Health care decision receives mixed reactions in Yuba-Sutter
Read more about the Supreme Court ruling here.
The Supreme Court decision upholding much of President Obama's health care reform bill drew a variety of responses in Yuba-Sutter, some of them su prising.
For Fremont-Rideout Health Group, the most positive aspect may be clarity on how to move forward, said group Chief Executive Officer Terri Hamilton.
"Today's decision by the court lifts a very heavy burden on millions of Americans and hospitals like ours that serve them," she said on Thursday, citing uncertainty beforehand on how the court would rule.
The ruling also helps the hospital advance in the same transformation taking place across much of the health-care system, from one based on volume of service to one based on value of service, she said.
Several million state residents are uninsured, she said, but it will take time before the cost of treating uninsured patients — who often use more expensive emergency room treatments — comes down as the law requires everyone to buy insurance.
One reason for that, Hamilton said, is the lag in the law between providing incentives for more people to get training as doctors and nurses and them completing the training and getting into hospitals.
The ruling also pleased Ampla Health Chief Executive Officer Ben Flores, who said community health centers like his are poised to offer more services under the law.
"That is the most important thing," said Flores, whose not-for-profit health care group is based in Yuba City and has clinics in Gridley and Olivehurst. "If this had been overturned, there would be 32 million uninsured in the US who would not have the opportunity to get this care."
If everyone has insurance, he said, more of them will use community health centers like Ampla, and thereby take advantage of more preventive services, which should reduce costs, he said.
"We support the concept and believe that health care is a right, not a benefit or privilege," he said, adding since the law was approved two years ago, his group has already been able to expand its offerings.
Among local representatives in Congress, reaction fell along party lines.
Rep. Wally Herger, R-Chico, said in a statement the law's costs, and characterization by a court majority as containing constitutionally permissible tax penalties, make it bad law under any definition.
"House Republicans believe the solution to our health care challenges lies in putting patients in control instead of insurance companies or government bureaucrats, and I remain committed to fully repealing this bad law and replacing it with reforms that reduce costs and make health care more affordable without expanding the size of government," Herger said.
But Rep. John Garamendi, whose new congressional district includes Yuba-Sutter, said in a statement he would point to the bill's many positive features, such as ending denial of treatment for pre-existing conditions.
"While I hope to eventually see Medicare for all in America, the Affordable Care Act is a vast improvement over the dark days when we allowed the insurance companies to run roughshod over our health," said Garamendi, D-Walnut Grove.

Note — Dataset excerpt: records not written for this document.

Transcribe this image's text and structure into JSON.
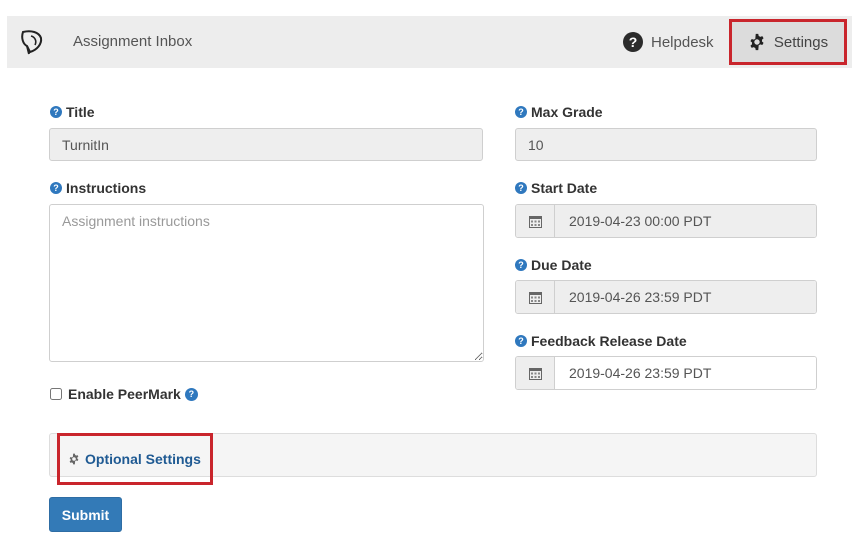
{
  "header": {
    "app_title": "Assignment Inbox",
    "helpdesk_label": "Helpdesk",
    "settings_label": "Settings"
  },
  "form": {
    "title": {
      "label": "Title",
      "value": "TurnitIn"
    },
    "instructions": {
      "label": "Instructions",
      "placeholder": "Assignment instructions"
    },
    "max_grade": {
      "label": "Max Grade",
      "value": "10"
    },
    "start_date": {
      "label": "Start Date",
      "value": "2019-04-23 00:00 PDT"
    },
    "due_date": {
      "label": "Due Date",
      "value": "2019-04-26 23:59 PDT"
    },
    "feedback_release_date": {
      "label": "Feedback Release Date",
      "value": "2019-04-26 23:59 PDT"
    },
    "peermark": {
      "label": "Enable PeerMark",
      "checked": false
    },
    "optional_settings_label": "Optional Settings",
    "submit_label": "Submit"
  },
  "icons": {
    "help": "question-circle-icon",
    "calendar": "calendar-icon",
    "gear": "gear-icon"
  },
  "colors": {
    "highlight_border": "#c9252c",
    "link": "#1f5a93",
    "primary_button": "#337ab7",
    "help_icon": "#2f78be"
  }
}
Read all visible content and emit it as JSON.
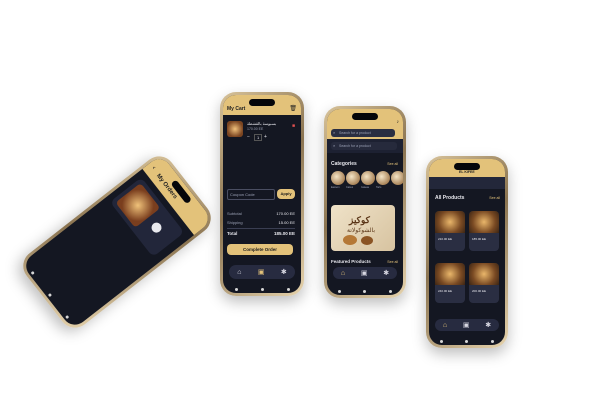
{
  "phone1": {
    "header_title": "My Orders",
    "header_back": "‹"
  },
  "phone2": {
    "header_title": "My Cart",
    "item_name": "بسبوسة بالقشطة",
    "item_price": "170.00 EE",
    "item_qty": "1",
    "coupon_placeholder": "Coupon Code",
    "apply_label": "Apply",
    "subtotal_label": "Subtotal",
    "subtotal_value": "170.00 EE",
    "shipping_label": "Shipping",
    "shipping_value": "15.00 EE",
    "total_label": "Total",
    "total_value": "185.00 EE",
    "complete_label": "Complete Order"
  },
  "phone3": {
    "search_placeholder": "Search for a product",
    "categories_title": "Categories",
    "see_all_1": "See all",
    "category_labels": [
      "Eastern",
      "Cakes",
      "Gateau",
      "Tarts",
      "Gifts"
    ],
    "banner_text": "كوكيز",
    "banner_subtext": "بالشوكولاتة",
    "featured_title": "Featured Products",
    "see_all_2": "See all"
  },
  "phone4": {
    "brand": "EL KIFEE",
    "section_title": "All Products",
    "see_all": "See all",
    "prices": [
      "210.00 EE",
      "185.00 EE",
      "240.00 EE",
      "200.00 EE"
    ]
  },
  "colors": {
    "accent": "#e3c27a",
    "screen_bg": "#141722",
    "card_bg": "#2a2e42"
  }
}
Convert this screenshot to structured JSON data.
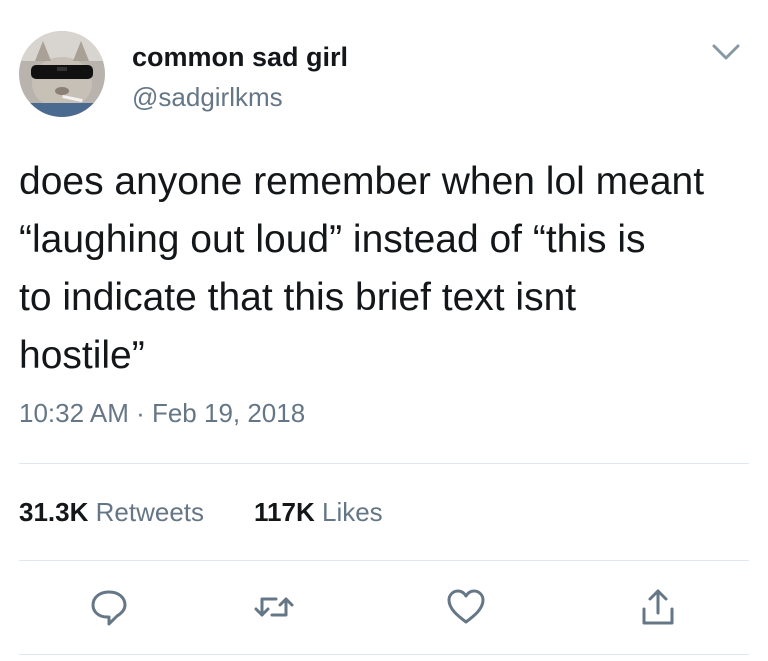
{
  "tweet": {
    "display_name": "common sad girl",
    "handle": "@sadgirlkms",
    "text": "does anyone remember when lol meant\n“laughing out loud” instead of “this is\nto indicate that this brief text isnt\nhostile”",
    "timestamp": "10:32 AM · Feb 19, 2018"
  },
  "stats": {
    "retweets": {
      "count": "31.3K",
      "label": "Retweets"
    },
    "likes": {
      "count": "117K",
      "label": "Likes"
    }
  },
  "icons": {
    "caret": "chevron-down-icon",
    "reply": "reply-icon",
    "retweet": "retweet-icon",
    "like": "heart-icon",
    "share": "share-icon"
  },
  "colors": {
    "text_primary": "#14171a",
    "text_secondary": "#657786",
    "divider": "#e1e8ed",
    "background": "#ffffff"
  }
}
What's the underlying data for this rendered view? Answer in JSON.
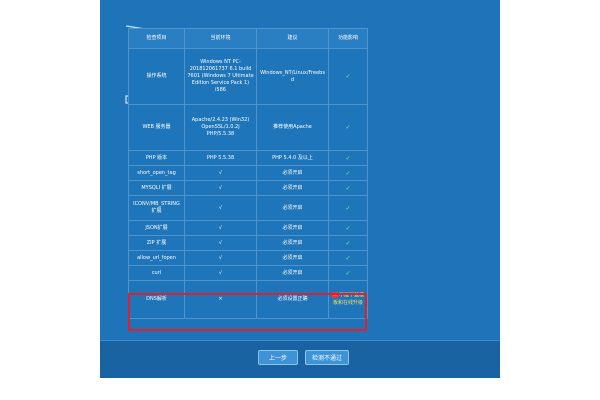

In California, Assemblyman Dan Logue said the potential cost to the state for implementing the law might prompt action at the ballot box.
Because the ruling allows states to opt out of the law, Logue said, California could find itself bankrupted if it continues implementation while businesses flee elsewhere.
"It would be an economic meltdown," said Logue, R-Loma Rica. He said he is exploring the possibility of a state ballot initiative to stop implementation, and he might push for a special election next year to get it before voters, citing the high price tag of federal health care reform for the state.
While opposition to what has been dubbed Obamacare is a central belief for many members of the tea party political movement, Sutter Buttes Tea Party Patriots secretary Carla Virga said she saw an upside in the ruling.
"For too long, people have been apathetic about government expansion, and this will wake many of them up," she said, adding those galvanized voters are more likely to elect candidates this fall, including for president, who'll repeal the law as a result.
"Democrats have been saying, 'They're going to take away your health care,'" she said. "This takes away their ammunition. It's like the old adage, 'Be careful what you wish for.'"